Ultimately, it may be more productive to think of the myriad of structural forces that marginalize black female rappers in the mainstream rap industry — corporatization, gentrification, appropriation, competition, and systemic racism and sexism. The question that remains, however, is whether one can provide such an analysis without mentioning Iggy Azalea at all because she, Azealia Banks, and Nicki Minaj are caught within, and are products of, the same system. Obviously, Azalea’s experience is much different than Banks’s and Minaj’s due to color, nationality, and body type. It is true that she experiences sexism, but to her dismay, that does not trump her benefiting from white privilege and exploiting black female sexual politics and black southern vernacular. Banks and Minaj have successfully carved out a space within hip hop culture. Yet, they often confront double jeopardy — institutional sexism and racism — that makes them more disposable to mainstream corporate record labels. And as Banks suggested in the interview, black women have to find ways to construct and preserve their own identities while confronting a double jeopardy within the rap industry. They contend with the misogyny embedded within the rap industry and cultural appropriation perpetrated by white female entertainers.
 After much controversy about Forbes‘s declaration, the publication changed the title of the article to “Hip-Hop’s Unlikely New Star: A White, Blonde, Australian Woman.”
 I have a correction: In my previous piece on Nicki Minaj, I claimed Lil’ Kim was the most successful female commercial artist. That is not true. Missy Elliot holds that distinction. Nicki Minaj is well-positioned to earn that title in the future.
 Jeff Chang, Can’t Stop, Won’t Stop: A History of the Hip Hop Generation (New York: Picador, 2005), 443-448.
 It is important to acknowledge that white rap artists are not new and not all of them were seen as imposters and exploiters. One of the major differences between Azalea and Macklemore and Blondie singer Debbie Harry and the Beastie Boys was, despite questions about their place within the culture, they were seen as part of the rap and punk rock-led cultural rebellion of the early 1980s.
 Insanul Ahmed, David Drake, Noah Callahan-Bever, Christine Werthman, Ernest Baker, and Rob Kenner, “The Best Rapper Alive, Every Year Since 1979,” Complex.com, January 5, 2015.
Chang, Jeff. Can’t Stop, Won’t Stop: A History of the Hip-Hop Generation. New York: Picador, 2005.
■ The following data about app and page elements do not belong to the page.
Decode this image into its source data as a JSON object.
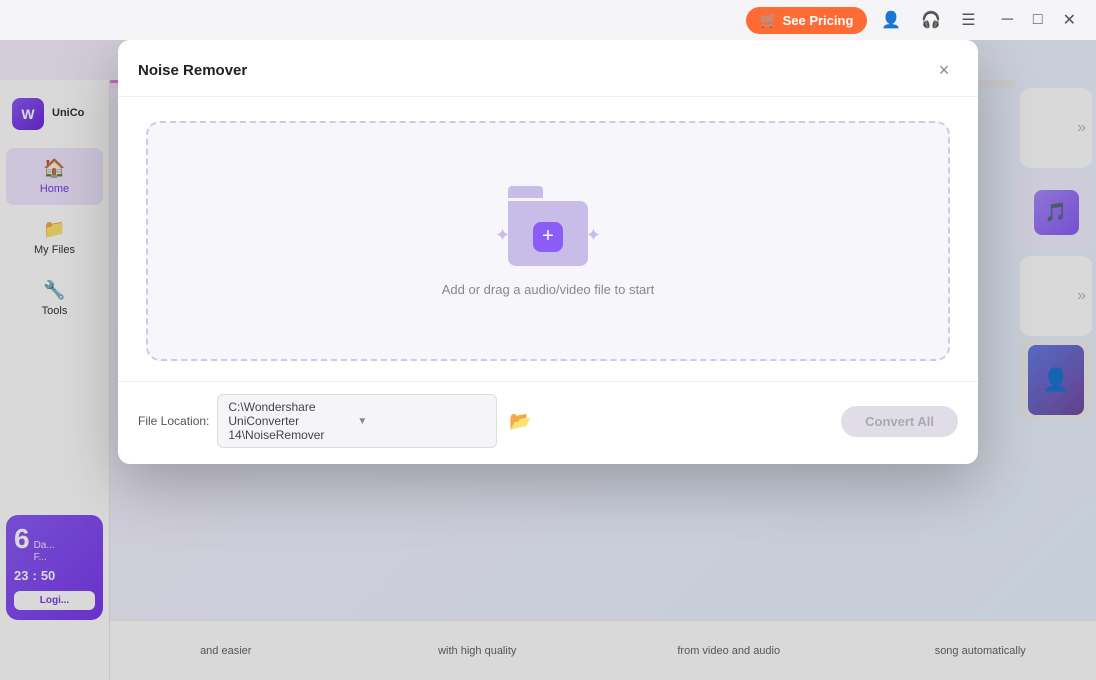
{
  "titleBar": {
    "seePricingLabel": "See Pricing",
    "minimizeTitle": "Minimize",
    "maximizeTitle": "Maximize",
    "closeTitle": "Close"
  },
  "sidebar": {
    "logoText": "UniCo",
    "items": [
      {
        "id": "home",
        "label": "Home",
        "icon": "🏠",
        "active": true
      },
      {
        "id": "myfiles",
        "label": "My Files",
        "icon": "📁",
        "active": false
      },
      {
        "id": "tools",
        "label": "Tools",
        "icon": "🔧",
        "active": false
      }
    ],
    "promo": {
      "number": "6",
      "dayLabel": "Da...",
      "extraLabel": "F...",
      "time1": "23",
      "colon": ":",
      "time2": "50",
      "loginLabel": "Logi..."
    }
  },
  "modal": {
    "title": "Noise Remover",
    "closeLabel": "×",
    "dropZone": {
      "text": "Add or drag a audio/video file to start"
    },
    "footer": {
      "fileLocationLabel": "File Location:",
      "filePath": "C:\\Wondershare UniConverter 14\\NoiseRemover",
      "convertAllLabel": "Convert All"
    }
  },
  "features": [
    {
      "text": "and easier"
    },
    {
      "text": "with high quality"
    },
    {
      "text": "from video and audio"
    },
    {
      "text": "song automatically"
    }
  ],
  "rightCards": [
    {
      "icon": "»",
      "type": "arrow"
    },
    {
      "icon": "🎵",
      "type": "music"
    },
    {
      "icon": "»",
      "type": "arrow"
    },
    {
      "icon": "👤",
      "type": "person"
    }
  ]
}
Cooper, Brittney. “Iggy Azalea’s Post-racial Mess: America’s Oldest Race Tale, Remixed,” Salon.com, July 15, 2014, accessed January 11, 2015.
Ex, Kris. “We Need To Stop Talking About Iggy Azalea,” Complex.com, December 31, 2014, accessed January 10, 2015.
Rose, Tricia. Black Noise: Rap Music and Black Culture in Contemporary America. Hanover: University Press of New England, 1994.
Rose, Tricia. The Hip Hop Wars: What We Talk About When We Talk About Hip Hop–And Why It Matters. New York: BasicCivitas, 2008.
Feature image: Album cover of Broke with Expensive Taste, by Azealia Banks.
Austin C. McCoy is a Phd Candidate in History at the University of Michigan. He is writing a dissertation on progressives' responses to plant closings and urban fiscal crises in the Midwest during the 1970s and 1980s.